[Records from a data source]
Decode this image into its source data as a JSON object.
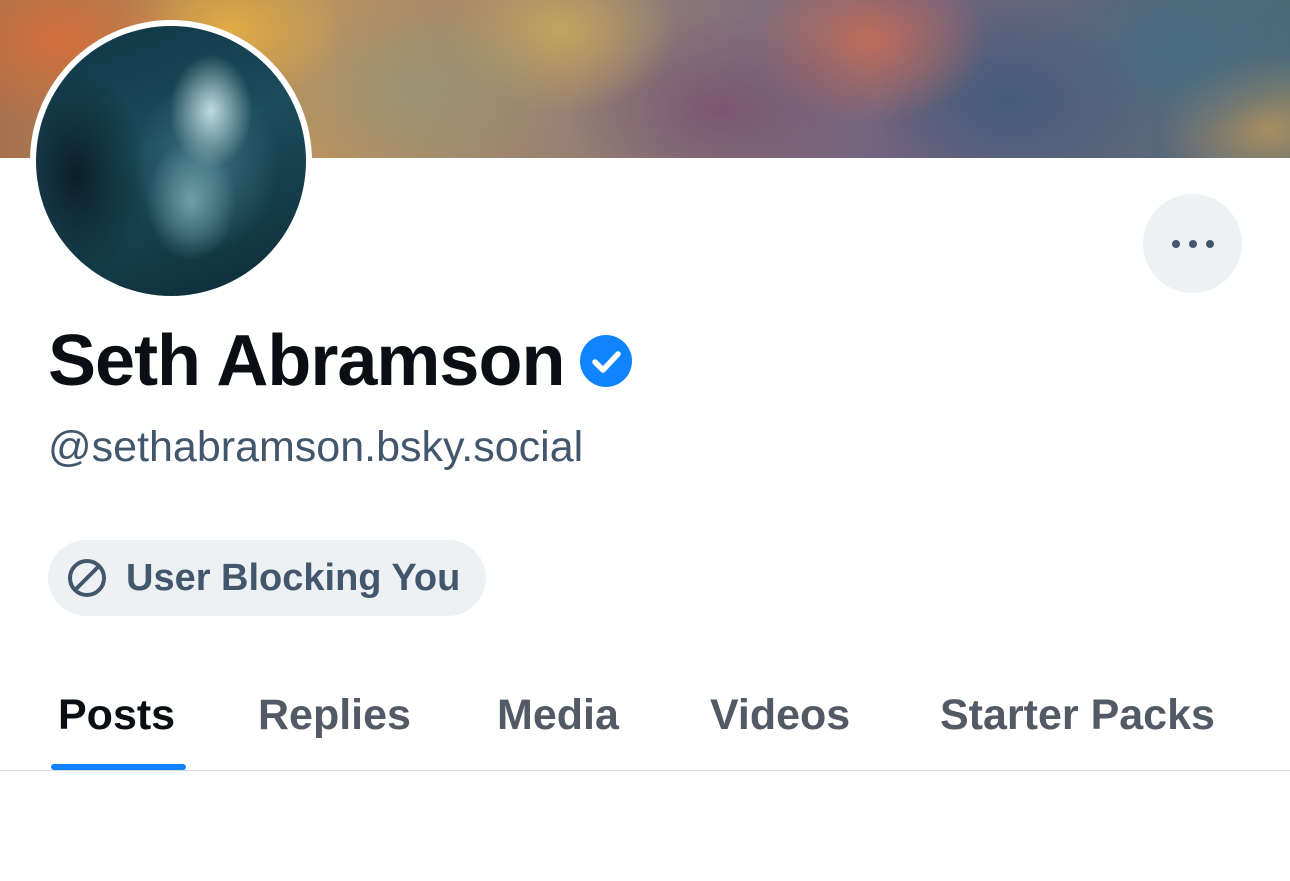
{
  "profile": {
    "display_name": "Seth Abramson",
    "handle": "@sethabramson.bsky.social",
    "verified": true,
    "block_status": "User Blocking You"
  },
  "tabs": [
    {
      "label": "Posts",
      "active": true
    },
    {
      "label": "Replies",
      "active": false
    },
    {
      "label": "Media",
      "active": false
    },
    {
      "label": "Videos",
      "active": false
    },
    {
      "label": "Starter Packs",
      "active": false
    }
  ],
  "icons": {
    "more": "more-horizontal-icon",
    "verified": "verified-check-icon",
    "block": "block-icon"
  },
  "colors": {
    "accent": "#1083fe",
    "text_primary": "#0b0f14",
    "text_secondary": "#42576c",
    "pill_bg": "#eef1f4"
  }
}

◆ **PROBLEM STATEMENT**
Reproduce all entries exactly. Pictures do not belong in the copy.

◆ **ANSWER BOX**
Decode this image into its source data as a JSON object.
{
  "profile": {
    "display_name": "Seth Abramson",
    "handle": "@sethabramson.bsky.social",
    "verified": true,
    "block_status": "User Blocking You"
  },
  "tabs": [
    {
      "label": "Posts",
      "active": true
    },
    {
      "label": "Replies",
      "active": false
    },
    {
      "label": "Media",
      "active": false
    },
    {
      "label": "Videos",
      "active": false
    },
    {
      "label": "Starter Packs",
      "active": false
    }
  ],
  "icons": {
    "more": "more-horizontal-icon",
    "verified": "verified-check-icon",
    "block": "block-icon"
  },
  "colors": {
    "accent": "#1083fe",
    "text_primary": "#0b0f14",
    "text_secondary": "#42576c",
    "pill_bg": "#eef1f4"
  }
}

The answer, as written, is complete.